:: AVAILABLE DATA ::
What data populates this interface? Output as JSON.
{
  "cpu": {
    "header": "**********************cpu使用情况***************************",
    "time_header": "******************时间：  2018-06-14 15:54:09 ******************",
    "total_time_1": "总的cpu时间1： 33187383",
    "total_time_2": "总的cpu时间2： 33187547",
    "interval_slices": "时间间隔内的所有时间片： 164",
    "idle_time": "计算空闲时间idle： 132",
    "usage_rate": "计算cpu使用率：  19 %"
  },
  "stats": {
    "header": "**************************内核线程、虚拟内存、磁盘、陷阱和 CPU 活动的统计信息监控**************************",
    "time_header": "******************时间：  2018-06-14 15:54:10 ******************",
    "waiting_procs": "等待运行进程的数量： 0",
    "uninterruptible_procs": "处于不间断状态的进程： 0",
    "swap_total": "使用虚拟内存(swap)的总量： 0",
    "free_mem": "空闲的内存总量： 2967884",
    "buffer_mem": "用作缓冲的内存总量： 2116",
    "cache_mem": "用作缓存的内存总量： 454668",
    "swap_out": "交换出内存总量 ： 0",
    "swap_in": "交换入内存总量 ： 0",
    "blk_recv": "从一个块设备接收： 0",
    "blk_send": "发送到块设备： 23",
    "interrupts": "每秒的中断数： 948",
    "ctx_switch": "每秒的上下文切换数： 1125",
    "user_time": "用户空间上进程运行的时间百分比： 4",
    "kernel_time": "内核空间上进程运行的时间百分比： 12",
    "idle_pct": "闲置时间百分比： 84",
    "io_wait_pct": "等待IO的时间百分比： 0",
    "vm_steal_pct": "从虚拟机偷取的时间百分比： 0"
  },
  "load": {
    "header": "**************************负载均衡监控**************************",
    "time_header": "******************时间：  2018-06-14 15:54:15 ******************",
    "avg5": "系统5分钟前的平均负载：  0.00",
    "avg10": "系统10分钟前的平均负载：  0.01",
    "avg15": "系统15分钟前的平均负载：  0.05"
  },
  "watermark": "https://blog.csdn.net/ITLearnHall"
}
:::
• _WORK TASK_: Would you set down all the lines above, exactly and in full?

• _WRITTEN RESPONSE_:
What data populates this interface? Output as JSON.
{
  "cpu": {
    "header": "**********************cpu使用情况***************************",
    "time_header": "******************时间：  2018-06-14 15:54:09 ******************",
    "total_time_1": "总的cpu时间1： 33187383",
    "total_time_2": "总的cpu时间2： 33187547",
    "interval_slices": "时间间隔内的所有时间片： 164",
    "idle_time": "计算空闲时间idle： 132",
    "usage_rate": "计算cpu使用率：  19 %"
  },
  "stats": {
    "header": "**************************内核线程、虚拟内存、磁盘、陷阱和 CPU 活动的统计信息监控**************************",
    "time_header": "******************时间：  2018-06-14 15:54:10 ******************",
    "waiting_procs": "等待运行进程的数量： 0",
    "uninterruptible_procs": "处于不间断状态的进程： 0",
    "swap_total": "使用虚拟内存(swap)的总量： 0",
    "free_mem": "空闲的内存总量： 2967884",
    "buffer_mem": "用作缓冲的内存总量： 2116",
    "cache_mem": "用作缓存的内存总量： 454668",
    "swap_out": "交换出内存总量 ： 0",
    "swap_in": "交换入内存总量 ： 0",
    "blk_recv": "从一个块设备接收： 0",
    "blk_send": "发送到块设备： 23",
    "interrupts": "每秒的中断数： 948",
    "ctx_switch": "每秒的上下文切换数： 1125",
    "user_time": "用户空间上进程运行的时间百分比： 4",
    "kernel_time": "内核空间上进程运行的时间百分比： 12",
    "idle_pct": "闲置时间百分比： 84",
    "io_wait_pct": "等待IO的时间百分比： 0",
    "vm_steal_pct": "从虚拟机偷取的时间百分比： 0"
  },
  "load": {
    "header": "**************************负载均衡监控**************************",
    "time_header": "******************时间：  2018-06-14 15:54:15 ******************",
    "avg5": "系统5分钟前的平均负载：  0.00",
    "avg10": "系统10分钟前的平均负载：  0.01",
    "avg15": "系统15分钟前的平均负载：  0.05"
  },
  "watermark": "https://blog.csdn.net/ITLearnHall"
}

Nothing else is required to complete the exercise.